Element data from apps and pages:
= Beginning of Section =

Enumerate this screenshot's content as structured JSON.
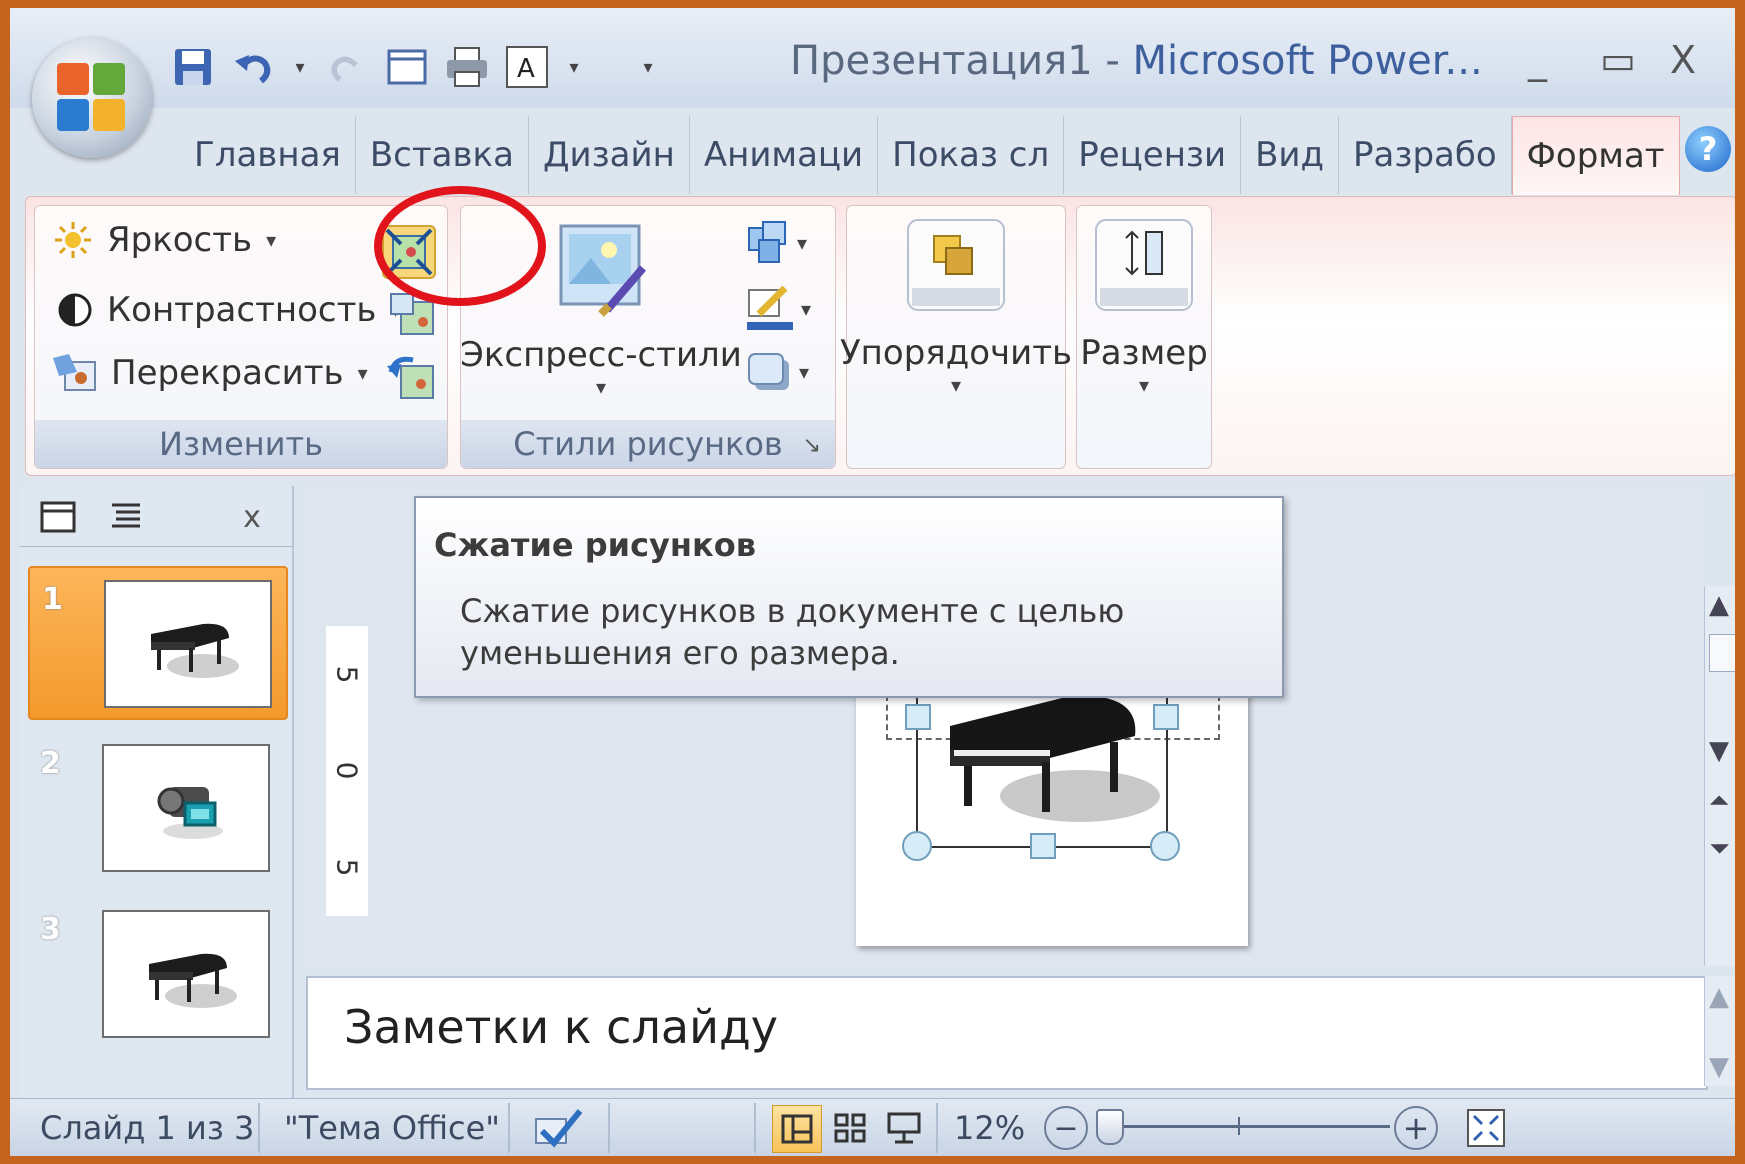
{
  "window": {
    "title_doc": "Презентация1",
    "title_sep": " - ",
    "title_app": "Microsoft Power...",
    "minimize": "_",
    "maximize": "▭",
    "close": "X"
  },
  "tabs": [
    {
      "label": "Главная"
    },
    {
      "label": "Вставка"
    },
    {
      "label": "Дизайн"
    },
    {
      "label": "Анимаци"
    },
    {
      "label": "Показ сл"
    },
    {
      "label": "Рецензи"
    },
    {
      "label": "Вид"
    },
    {
      "label": "Разрабо"
    },
    {
      "label": "Формат",
      "active": true
    }
  ],
  "help": "?",
  "ribbon": {
    "adjust": {
      "brightness": "Яркость",
      "contrast": "Контрастность",
      "recolor": "Перекрасить",
      "label": "Изменить"
    },
    "styles": {
      "quick_styles": "Экспресс-стили",
      "label": "Стили рисунков"
    },
    "arrange": "Упорядочить",
    "size": "Размер"
  },
  "tooltip": {
    "title": "Сжатие рисунков",
    "body": "Сжатие рисунков в документе с целью уменьшения его размера."
  },
  "slides_pane": {
    "close": "x",
    "slides": [
      {
        "number": "1",
        "selected": true
      },
      {
        "number": "2"
      },
      {
        "number": "3"
      }
    ]
  },
  "ruler": [
    "5",
    "0",
    "5"
  ],
  "notes": {
    "placeholder": "Заметки к слайду"
  },
  "status": {
    "slide_info": "Слайд 1 из 3",
    "theme": "\"Тема Office\"",
    "zoom": "12%",
    "zoom_minus": "−",
    "zoom_plus": "+"
  },
  "colors": {
    "highlight": "#e0141a",
    "active_tab": "#fde4e4",
    "selected_slide": "#f39a2c"
  },
  "icons": [
    "office-button-icon",
    "save-icon",
    "undo-icon",
    "redo-icon",
    "print-icon",
    "compress-pictures-icon",
    "brightness-icon",
    "contrast-icon",
    "recolor-icon",
    "change-picture-icon",
    "reset-picture-icon",
    "quick-styles-icon",
    "picture-shape-icon",
    "picture-border-icon",
    "picture-effects-icon",
    "arrange-icon",
    "size-icon",
    "help-icon",
    "spell-check-icon"
  ]
}
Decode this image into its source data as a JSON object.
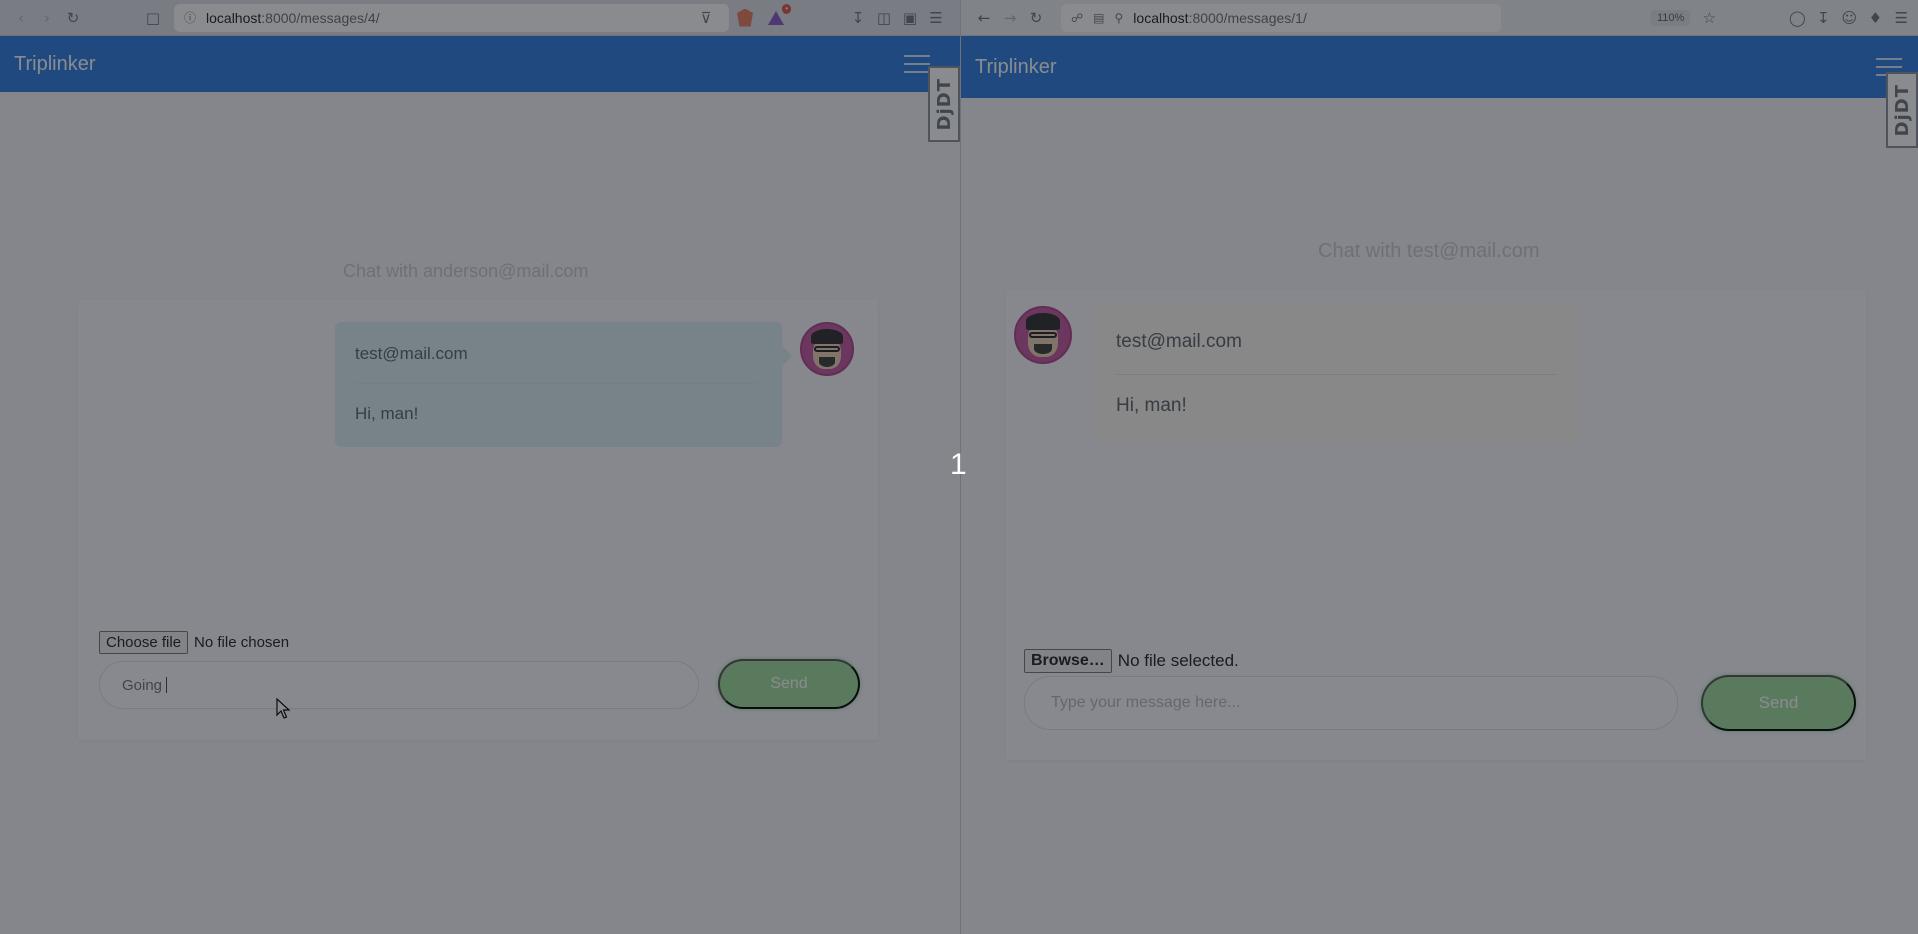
{
  "left_window": {
    "browser": {
      "url_host": "localhost",
      "url_path": ":8000/messages/4/"
    },
    "app": {
      "brand": "Triplinker",
      "debug_toolbar_label": "DjDT",
      "chat_title": "Chat with anderson@mail.com",
      "message": {
        "sender": "test@mail.com",
        "text": "Hi, man!"
      },
      "form": {
        "file_button": "Choose file",
        "file_status": "No file chosen",
        "message_value": "Going",
        "send_label": "Send"
      }
    }
  },
  "right_window": {
    "browser": {
      "url_host": "localhost",
      "url_path": ":8000/messages/1/",
      "zoom": "110%"
    },
    "app": {
      "brand": "Triplinker",
      "debug_toolbar_label": "DjDT",
      "chat_title": "Chat with test@mail.com",
      "message": {
        "sender": "test@mail.com",
        "text": "Hi, man!"
      },
      "form": {
        "file_button": "Browse…",
        "file_status": "No file selected.",
        "message_placeholder": "Type your message here...",
        "send_label": "Send"
      }
    }
  },
  "step_label": "1",
  "colors": {
    "navbar": "#2d7be0",
    "left_bubble": "#dbeff2",
    "right_bubble": "#fbf8ee",
    "send_button": "#9fdc9a",
    "avatar_ring": "#c3579c",
    "overlay": "rgba(20, 24, 32, 0.5)"
  },
  "icons": {
    "left_chrome": [
      "chevron-left-icon",
      "chevron-right-icon",
      "reload-icon",
      "bookmark-icon",
      "site-info-icon",
      "share-icon",
      "brave-shield-icon",
      "brave-rewards-icon",
      "download-icon",
      "sidebar-icon",
      "wallet-icon",
      "menu-icon"
    ],
    "right_chrome": [
      "back-arrow-icon",
      "forward-arrow-icon",
      "reload-icon",
      "shield-icon",
      "page-icon",
      "key-icon",
      "star-icon",
      "pocket-icon",
      "download-icon",
      "account-icon",
      "extensions-icon",
      "menu-icon"
    ]
  }
}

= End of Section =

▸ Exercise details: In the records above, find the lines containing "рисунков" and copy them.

▸ Output of the task:
      "label": "Стили рисунков"
    "title": "Сжатие рисунков",
    "body": "Сжатие рисунков в документе с целью уменьшения его размера."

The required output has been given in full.